▶ Task to complete
Leave out the pictures. Return every record otherwise untouched.

Stored data entries
╔══

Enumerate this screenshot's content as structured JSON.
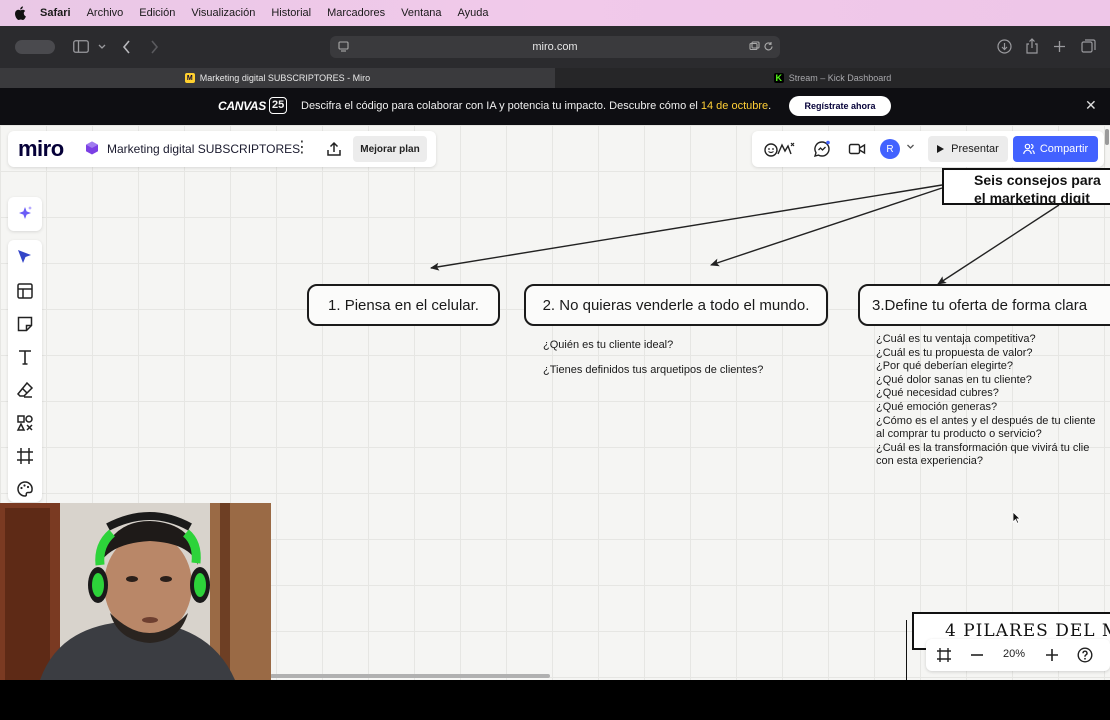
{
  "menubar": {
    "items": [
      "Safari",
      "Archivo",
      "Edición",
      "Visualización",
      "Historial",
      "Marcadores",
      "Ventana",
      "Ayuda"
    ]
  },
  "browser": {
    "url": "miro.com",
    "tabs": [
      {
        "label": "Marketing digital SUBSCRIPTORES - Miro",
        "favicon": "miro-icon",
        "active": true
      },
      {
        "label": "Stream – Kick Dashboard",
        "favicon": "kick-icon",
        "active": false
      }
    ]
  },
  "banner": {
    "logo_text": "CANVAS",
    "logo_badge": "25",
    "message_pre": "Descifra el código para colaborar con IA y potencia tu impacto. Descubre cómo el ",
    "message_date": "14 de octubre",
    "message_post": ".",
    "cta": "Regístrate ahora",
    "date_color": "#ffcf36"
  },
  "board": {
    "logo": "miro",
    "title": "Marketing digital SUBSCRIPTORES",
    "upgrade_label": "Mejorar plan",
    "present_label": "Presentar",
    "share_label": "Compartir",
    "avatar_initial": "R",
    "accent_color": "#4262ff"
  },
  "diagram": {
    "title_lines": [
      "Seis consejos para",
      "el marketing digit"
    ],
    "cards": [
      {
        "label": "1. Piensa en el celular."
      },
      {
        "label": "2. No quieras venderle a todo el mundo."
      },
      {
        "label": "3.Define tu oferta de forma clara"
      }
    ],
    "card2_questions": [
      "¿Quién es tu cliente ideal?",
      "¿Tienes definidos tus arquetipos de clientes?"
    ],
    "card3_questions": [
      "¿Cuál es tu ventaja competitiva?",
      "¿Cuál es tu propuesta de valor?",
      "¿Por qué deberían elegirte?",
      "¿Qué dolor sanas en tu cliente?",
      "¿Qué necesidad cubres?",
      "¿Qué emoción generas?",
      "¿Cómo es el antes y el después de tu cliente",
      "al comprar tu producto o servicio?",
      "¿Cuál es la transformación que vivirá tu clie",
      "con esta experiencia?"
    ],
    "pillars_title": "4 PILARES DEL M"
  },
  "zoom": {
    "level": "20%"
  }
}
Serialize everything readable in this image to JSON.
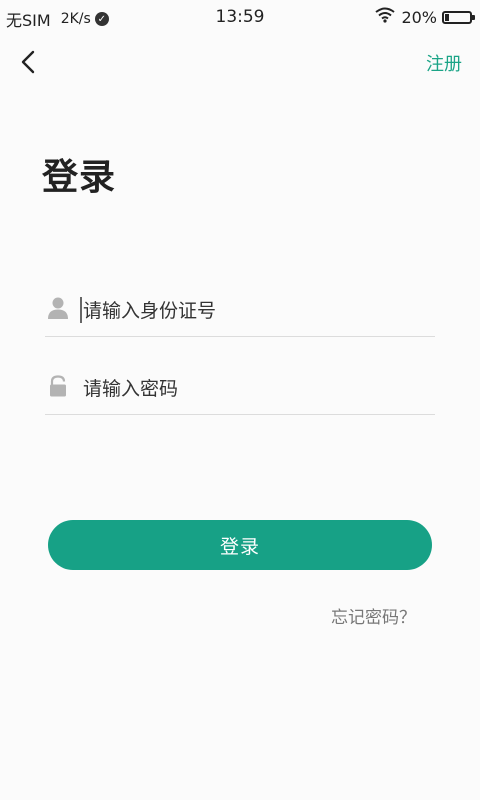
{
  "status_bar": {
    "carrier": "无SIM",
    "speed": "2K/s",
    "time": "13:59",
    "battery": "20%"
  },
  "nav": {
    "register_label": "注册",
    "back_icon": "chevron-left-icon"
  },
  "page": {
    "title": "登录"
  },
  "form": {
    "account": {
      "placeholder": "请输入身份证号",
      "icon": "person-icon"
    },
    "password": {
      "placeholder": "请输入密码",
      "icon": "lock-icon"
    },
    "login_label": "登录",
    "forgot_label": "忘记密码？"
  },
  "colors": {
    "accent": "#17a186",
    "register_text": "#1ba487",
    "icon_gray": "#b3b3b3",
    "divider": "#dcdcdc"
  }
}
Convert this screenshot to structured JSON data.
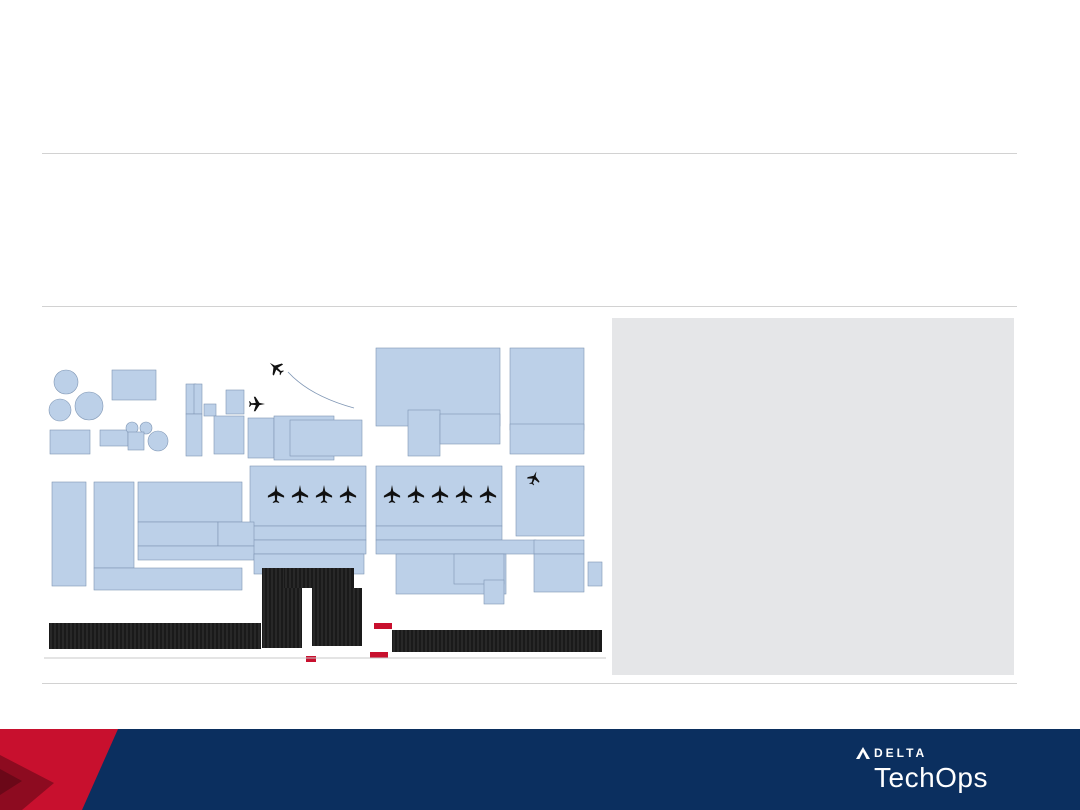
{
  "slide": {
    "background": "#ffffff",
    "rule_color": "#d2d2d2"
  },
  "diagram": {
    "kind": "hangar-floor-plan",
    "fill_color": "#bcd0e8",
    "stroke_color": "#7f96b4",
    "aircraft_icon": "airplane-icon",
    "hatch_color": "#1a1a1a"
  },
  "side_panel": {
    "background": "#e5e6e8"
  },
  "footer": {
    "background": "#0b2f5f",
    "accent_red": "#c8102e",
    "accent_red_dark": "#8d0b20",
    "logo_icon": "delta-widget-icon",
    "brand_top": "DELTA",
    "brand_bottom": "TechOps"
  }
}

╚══

▶ Answer to the problem
Enumerate this screenshot's content as structured JSON.
{
  "menubar": {
    "items": [
      "Safari",
      "Archivo",
      "Edición",
      "Visualización",
      "Historial",
      "Marcadores",
      "Ventana",
      "Ayuda"
    ]
  },
  "browser": {
    "url": "miro.com",
    "tabs": [
      {
        "label": "Marketing digital SUBSCRIPTORES - Miro",
        "favicon": "miro-icon",
        "active": true
      },
      {
        "label": "Stream – Kick Dashboard",
        "favicon": "kick-icon",
        "active": false
      }
    ]
  },
  "banner": {
    "logo_text": "CANVAS",
    "logo_badge": "25",
    "message_pre": "Descifra el código para colaborar con IA y potencia tu impacto. Descubre cómo el ",
    "message_date": "14 de octubre",
    "message_post": ".",
    "cta": "Regístrate ahora",
    "date_color": "#ffcf36"
  },
  "board": {
    "logo": "miro",
    "title": "Marketing digital SUBSCRIPTORES",
    "upgrade_label": "Mejorar plan",
    "present_label": "Presentar",
    "share_label": "Compartir",
    "avatar_initial": "R",
    "accent_color": "#4262ff"
  },
  "diagram": {
    "title_lines": [
      "Seis consejos para",
      "el marketing digit"
    ],
    "cards": [
      {
        "label": "1. Piensa en el celular."
      },
      {
        "label": "2. No quieras venderle a todo el mundo."
      },
      {
        "label": "3.Define tu oferta de forma clara"
      }
    ],
    "card2_questions": [
      "¿Quién es tu cliente ideal?",
      "¿Tienes definidos tus arquetipos de clientes?"
    ],
    "card3_questions": [
      "¿Cuál es tu ventaja competitiva?",
      "¿Cuál es tu propuesta de valor?",
      "¿Por qué deberían elegirte?",
      "¿Qué dolor sanas en tu cliente?",
      "¿Qué necesidad cubres?",
      "¿Qué emoción generas?",
      "¿Cómo es el antes y el después de tu cliente",
      "al comprar tu producto o servicio?",
      "¿Cuál es la transformación que vivirá tu clie",
      "con esta experiencia?"
    ],
    "pillars_title": "4 PILARES DEL M"
  },
  "zoom": {
    "level": "20%"
  }
}
Serialize everything readable in this image to JSON.
{
  "status_bar": {
    "carrier": "无SIM",
    "speed": "2K/s",
    "time": "13:59",
    "battery": "20%"
  },
  "nav": {
    "register_label": "注册",
    "back_icon": "chevron-left-icon"
  },
  "page": {
    "title": "登录"
  },
  "form": {
    "account": {
      "placeholder": "请输入身份证号",
      "icon": "person-icon"
    },
    "password": {
      "placeholder": "请输入密码",
      "icon": "lock-icon"
    },
    "login_label": "登录",
    "forgot_label": "忘记密码？"
  },
  "colors": {
    "accent": "#17a186",
    "register_text": "#1ba487",
    "icon_gray": "#b3b3b3",
    "divider": "#dcdcdc"
  }
}
Convert this screenshot to structured JSON data.
{
  "slide": {
    "background": "#ffffff",
    "rule_color": "#d2d2d2"
  },
  "diagram": {
    "kind": "hangar-floor-plan",
    "fill_color": "#bcd0e8",
    "stroke_color": "#7f96b4",
    "aircraft_icon": "airplane-icon",
    "hatch_color": "#1a1a1a"
  },
  "side_panel": {
    "background": "#e5e6e8"
  },
  "footer": {
    "background": "#0b2f5f",
    "accent_red": "#c8102e",
    "accent_red_dark": "#8d0b20",
    "logo_icon": "delta-widget-icon",
    "brand_top": "DELTA",
    "brand_bottom": "TechOps"
  }
}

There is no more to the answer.